Art Therapy is a discipline that uses diverse means of expression within a supportive environment, such as performing arts, drawing, painting, sculpture, music, writing and improvisation. It is programmed to detect possible blockages caused by false impressions at an early age, work on them and eliminate them facilitating the integral development of the being.
Childhood is a unique experimental period, in which the individual is extremely receptive to external impacts. However, due to the lack of experience and knowledge specific for this specific stage, these impacts can cause erroneous impressions that will influence the person's future behavior and beliefs. This process of discovering oneself through art entails an important emotional depth for which is extremely effective.
The art therapist's ability to perceive communication and the non-verbal rhythm of the process, paying attention to the visual signs, facial gestures, tone of voice, even the breathing rhythm in the creative process, is as important as the interpretation of the metaphorical content of the images or objects created. This process requieres high doses of empathy, concentration, intuition and tuning with the student, in order to procure the realization of the larger picture.
The art therapist does not interpret but considers the artistic process as a metaphor used to describe something else, including perceptions, experiences, beliefs or emotions. The objective is to help the individual developing an artistic language that helps expressing internal metaphors through painting, music, sculpture, collage, photography, body movement, etc.

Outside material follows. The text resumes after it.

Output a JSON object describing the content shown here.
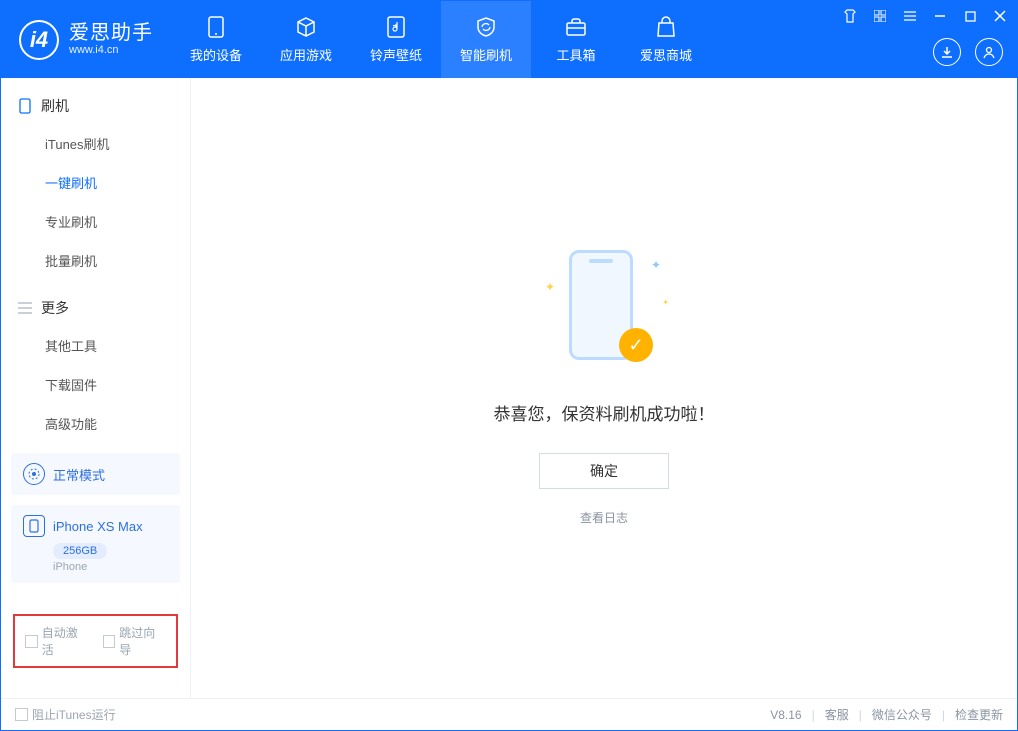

Images and symbols are not interpreted, but verbal communication is stimulated where the image, textures, feelings, environment are described, and it is the student who discovers information about himself and his/her unknown emotions.
There are innumerable techniques to develop art therapy exercises, however the imaginary method is based on the basic ones explained by Dr. Cathy Malchiodi in various articles of the American magazine "Psychology Today":
1) Collage: Using clippings from magazines, photos, letters, invitations, etc., the student feels less intimidated by the idea of how good of an artist he or she is. Anyone can make a collage, and apart from this advantage, is a technique that allows us to cut, add & remove, therefore making changes and experimenting during the process, which does not happen with all techniques. The student creates a reflexive visual narrative and at the end of the process verbalizes the image.
2) Family Sculpture: Working with clay or plasticine representing each family member and other relatives or influential circle. The objective is to reflect, in an abstract way, the personality of that person and their role within the family, relating to one another. When all the figures are complete, the student orders them and forms a scene depending on the relationship and interaction between them in real life.
Give him a mask, and he will tell you the truth.
- Oscar Wilde
3) Mask: The creation of masks includes many of Jung's concepts, including the person and the shadow. Masks can bring to consciousness how we see ourselves, but also how we would like to be, or how we believe that other people see us, analyzing the creation of the inner and the outer part of this perception.
4) Group therapy: Students create individually or collectively, through a group or mural painting with an objective such as creating an island or a world, with the aim of analyzing what each of them would include. The members of the group must communicate, negotiate, collaborate and commit to reach consensus, with the help of the therapist, to create something together. When participants share their challenges, losses, disabilities, illnesses or traumas through art, it is a profound intervention. This allows them to see that we are all more similar than different and feel valued by others, and more than anything, transcend the feeling of belonging.
5) Mandalas: the creative process and images that appear in this circle reflect the essence of what we are in the here and now, symbolically revealing from the individual's personality to his or her physical health.
6) How do you feel today ? In this exercise you are requested to express it through facial expressions, such as happy, sad, angry, frightened, or the representation of your body and emotions, through magazine images collages, pencils, colors, shapes or lines to represent our feelings. It can also be done using other expressive arts, music therapy (percussion instruments or simply different types of music), dance therapy with colored fabrics, clay or plasticine, phototherapy (with photographs of expressions), writing or creative narration.
7) Art diaries including images and words. Its content documents day-to-day experiences, activities and emotions as well as autobiographies that explore emotions and feelings over time, and whose evolution is a key factor in art therapy. There are already some indicators that the use of visual arts and writing in a diary has many different health benefits: it reduces heart rate, increases serotonin and immune cells production, and reduces stress symptoms.
8) Metaphor: It is an excellent technique especially if the patient is having difficulty in beginning to express him/herself. A well-chosen metaphor can stimulate imagination, creative narrative, or a personal projection through the image created.
9) Active Imagination: It is the process of consciously dialoguing with the unconscious and a way to access and consult with one's inner wisdom. Jungian concept roots in the concept of Freud's free association. Instead of asking a person to talk about a painting, the therapist invites him or her to respond to it through the movement of the body, the use of percussion instruments, or acting out the feeling or content of the work.
Art, by itself, is a form of active imagination and using it without judging, controlling and without the intention of creating a specific product, it is a very effective tool for spontaneous discovery.
Techniques described by Carolina Lanas in her Art to Express article: